Step 1
Identify the type of assessment you are trying to do. Is this a healthcheck, a “badness-ometer” as Gary McGraw used to call it? Or are you actually trying to assess whether the application is secure enough or not? If this is a healthcheck, be sure to communicate that. If this is intended to improve security, then move on to Step 2.
Step 2

Define the security characteristics that are required in the software or system. Are you interested in enforcing the use of enablers (encryption, authentication, auditable logging ), validating the architecture ( use of common secured libraries, secure coding conventions ), or identifying errors ( buffer overflows, bad input validation )? As you conceive of your approach, simply specify what will be looked for, and as specifically, describe what will go undiscovered.

Step 3

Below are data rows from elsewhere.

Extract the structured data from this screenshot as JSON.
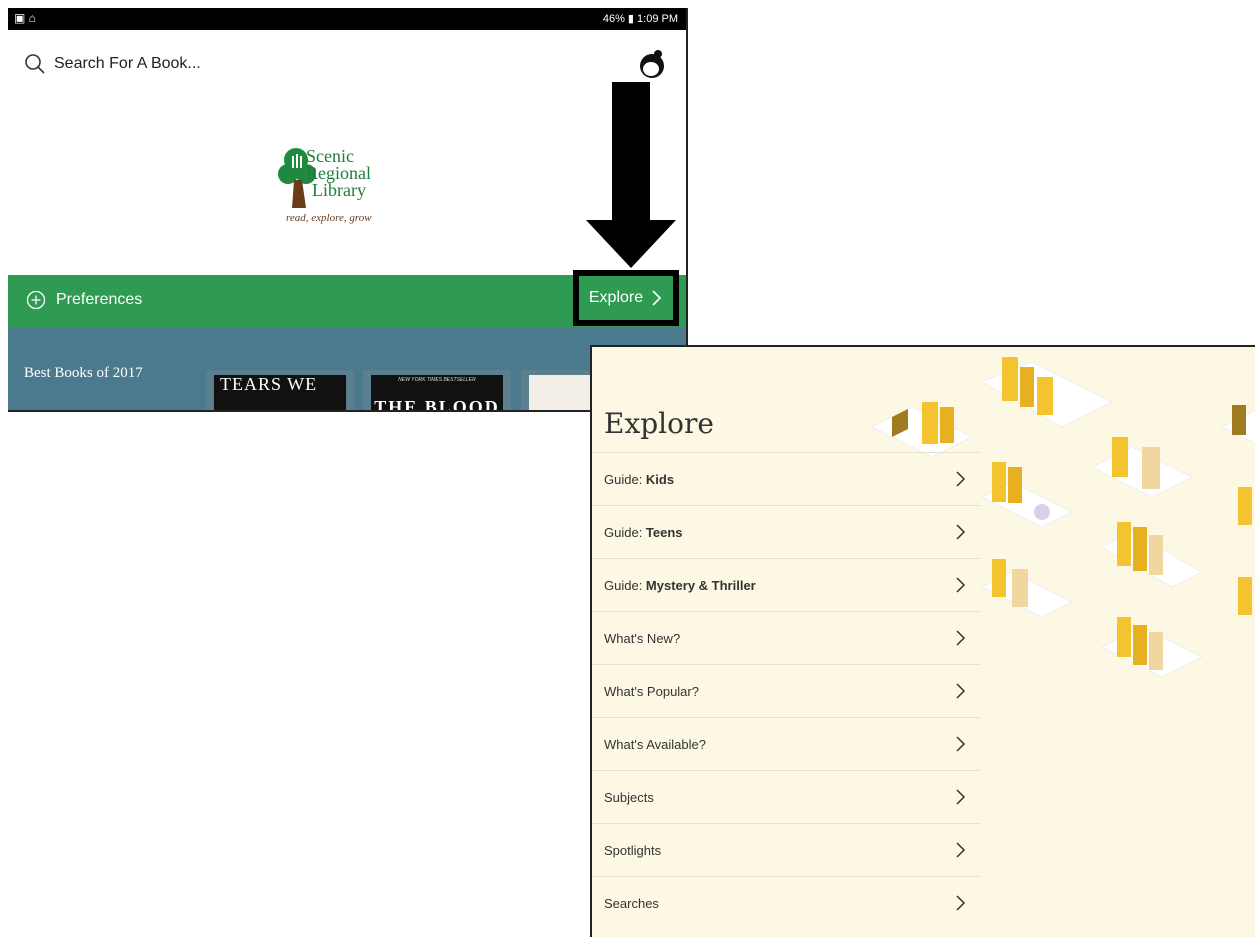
{
  "status_bar": {
    "right_text": "46% ▮ 1:09 PM"
  },
  "search": {
    "placeholder": "Search For A Book..."
  },
  "logo": {
    "line1": "Scenic",
    "line2": "Regional",
    "line3": "Library",
    "tagline": "read, explore, grow"
  },
  "preferences_label": "Preferences",
  "explore_button_label": "Explore",
  "best_books": {
    "title": "Best Books of 2017",
    "cover1_text": "TEARS WE",
    "cover2_banner": "NEW YORK TIMES BESTSELLER",
    "cover2_text": "THE BLOOD OF"
  },
  "explore_panel": {
    "title": "Explore",
    "items": [
      {
        "prefix": "Guide: ",
        "bold": "Kids"
      },
      {
        "prefix": "Guide: ",
        "bold": "Teens"
      },
      {
        "prefix": "Guide: ",
        "bold": "Mystery & Thriller"
      },
      {
        "prefix": "What's New?",
        "bold": ""
      },
      {
        "prefix": "What's Popular?",
        "bold": ""
      },
      {
        "prefix": "What's Available?",
        "bold": ""
      },
      {
        "prefix": "Subjects",
        "bold": ""
      },
      {
        "prefix": "Spotlights",
        "bold": ""
      },
      {
        "prefix": "Searches",
        "bold": ""
      }
    ]
  },
  "colors": {
    "green_bar": "#2e9a52",
    "best_books_bg": "#4b7a8e",
    "panel_bg": "#fdf8e4"
  }
}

Communicate the trade-offs that will be made in deciding on the approach. These will include the set of insecure conditions for which there will be no assessment and the rationale. There should be an attempt to produce reporting that will integrate the identification and trending of sought vulnerabilities with a consistent view of the unexamined waterfront. The reasons for not looking for problems are many, and justifiable. They can be expertise gaps, time crunch, budget pressure, or any of a dozen others.  The important thing is to get the limitations of the approach on the table, and to revisit it whenever broad discussions of security are held.

Step 4

Force transparency from your own partners. What will that tool identify? What kinds of issues will the services firm be looking for? How will the internal team leverage the processes or solutions that they are provided with? From any contributor, demand the same clarity that you will look to provide about, specifically, what they can’t see and what their blindspots are. When this transparency happens, it is easier to discuss value, price, and expected returns.

Step 5

Embrace the aspirational nature of the finer-grained elements of security. We know that security, itself, is a complex puzzle that is addressed over a long period of time on multiple fronts. In much the same way that fractals are consistently repeated over any scale, develop a tolerance and enthusiasm for understanding and improving each of the elements of your security efforts. Break down the big topics, like Application Security, or Network Security, or ID management into components that are, themselves, measurable in this new and transparent methodology.

Root of our problems

As I was working on this piece, I am struck by how central this issue is to the continuing growth of security as a real concern. With the billions currently spent on security in all of its forms, it is hard to find any single area where risk has been eliminated. While we have focused on what we can eliminate with good tools and practices, those unexamined areas have grown and festered. Take responsibility for what has been accomplished, and what remains, and make sure you can defend your choices as “best for our organization“, not “better than nothing.”

About Jack Danahy:

Jack is responsible for integrating developing security risks and trends into IBM strategy, outreach, and product management. He is responsible for IBM’s Institute for Advanced Security, and for increasing security awareness and traction within critical IBM industry sectors.  Prior to joining IBM in 2009, Jack was CEO and founder of two successful security software firms: Qiave Technologies, sold to Watchguard in 2000, and Ounce Labs, a security software firm acquired by IBM in 2009.  He holds 5 patents in a variety of security technologies, and is frequent and featured speaker and writer on topics of security, secure systems development, and the strategic balance between business needs and security controls.